Win a GoPro!
Win a GoPro!
In addition to the Black Edition Hero3, GoPro also offers a Silver and White Edition. The Silver ($299.99) is virtually the same camera as the Hero2 recording 1080P video at 30fps. But it doesn’t come with all the bells and whistles of the Black Edition, like the remote. The White Edition ($199.99) is one step down lacking the photo capabilities of both. But don’t get us wrong… both are still great cameras. And since we believe we can find the next M. Night Shyamalan (the director of The Village), we’ll be giving away one of each GoPro to three lucky readers. Just e-mail us at email@example.com and tell us your next great video idea!
Liquid Image EGO
Liquid Image is recognized more for their built-in goggle cams that are widely used by snowboarders and off-roaders. The EGO is their answer to a standalone sports cam. It’s the smallest and lightest of the bunch, making it super easy to travel with and a breeze to mount. The 135-degree wide-angle, f/3.2 lens offers decently sharp 1080P video at 30fps. While it’s not as advanced and clear as a GoPro or Contour, the EGO is an excellent beginner camera to get started with.
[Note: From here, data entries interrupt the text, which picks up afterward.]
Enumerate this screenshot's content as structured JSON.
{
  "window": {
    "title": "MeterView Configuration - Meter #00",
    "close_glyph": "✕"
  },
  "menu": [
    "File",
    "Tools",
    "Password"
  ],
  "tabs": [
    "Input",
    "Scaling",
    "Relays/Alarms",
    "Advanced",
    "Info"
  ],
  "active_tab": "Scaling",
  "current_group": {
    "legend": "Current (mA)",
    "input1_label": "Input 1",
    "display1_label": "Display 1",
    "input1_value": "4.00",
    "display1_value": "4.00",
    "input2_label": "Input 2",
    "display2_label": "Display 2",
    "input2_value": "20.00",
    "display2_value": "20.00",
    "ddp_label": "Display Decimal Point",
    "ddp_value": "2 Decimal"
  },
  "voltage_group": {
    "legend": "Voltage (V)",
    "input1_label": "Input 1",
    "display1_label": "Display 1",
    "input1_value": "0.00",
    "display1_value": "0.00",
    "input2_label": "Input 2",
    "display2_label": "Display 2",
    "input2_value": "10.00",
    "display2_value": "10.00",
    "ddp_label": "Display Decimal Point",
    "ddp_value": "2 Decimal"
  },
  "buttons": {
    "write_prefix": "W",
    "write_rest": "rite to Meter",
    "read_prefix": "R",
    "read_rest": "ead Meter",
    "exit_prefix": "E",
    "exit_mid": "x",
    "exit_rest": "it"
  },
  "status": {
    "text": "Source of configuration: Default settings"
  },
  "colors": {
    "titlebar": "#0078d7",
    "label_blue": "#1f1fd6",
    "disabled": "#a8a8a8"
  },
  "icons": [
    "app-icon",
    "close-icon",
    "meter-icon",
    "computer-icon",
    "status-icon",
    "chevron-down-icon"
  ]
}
What we like: So easy to use, you don’t really need to read the manual. The HD video quality is good enough for the average YouTuber. Plus, your girlfriend will think it looks cute. You can even tell her it comes in five different colors.
Words of Advice
We asked Ben Abrams from eGarage.com to give us advice when using these action cameras. Since he uses his personal Contour cameras on the regular, he came up with ten tips to help you:
- Vibration is the enemy of good footage. Make sure that you have a stable and tight mounting point.
- Stay away from loose body panels and stay close to body seams.
- Suction cup mounts don’t stick to decals. Paint is better, glass is best.
- When available, use the lasers or Wi-Fi/Bluetooth feed to frame your shot.
- Move the camera around to get different perspectives. Get creative with placement.
- Periodically check the lens for debris or moisture, especially in the rain.
- Adjust settings on camera to turn off when not in use. Conserve battery.
- Use pre-programmed switches or Wi-Fi/Bluetooth to adjust for lighting, changes in resolution or frame rate.
- Dump files off camera often, if possible.
- Don’t film uninteresting perspectives. At least, not for too long!
One of the best in the biz, the Contour +2 captures super crisp video and is also surprisingly easy to use. It delivers 1080P HD at 30 frames per second (fps) with a 135-degree wide-angle view, but can also shoot 120fps in 480P for super slow motion footage. The Contour +2 uses Bluetooth to connect to your phone and unlike the other cams, records GPS location and speed data. Fancy! Lastly, on the tip of camera, you can actually rotate 270-degrees to get the angle you want—so even if you mount it poorly, you can correct the angle with ease.
What we like: Quality is top notch. Its shape lends itself to less wind noise and is perfect for helmets. We also dig the rotating barrel that lets you align your videos better than the other cams.
Noemii J! We’ll have more of this LA girl next month but for now, follow her on Instagram and Twitter @noemii_j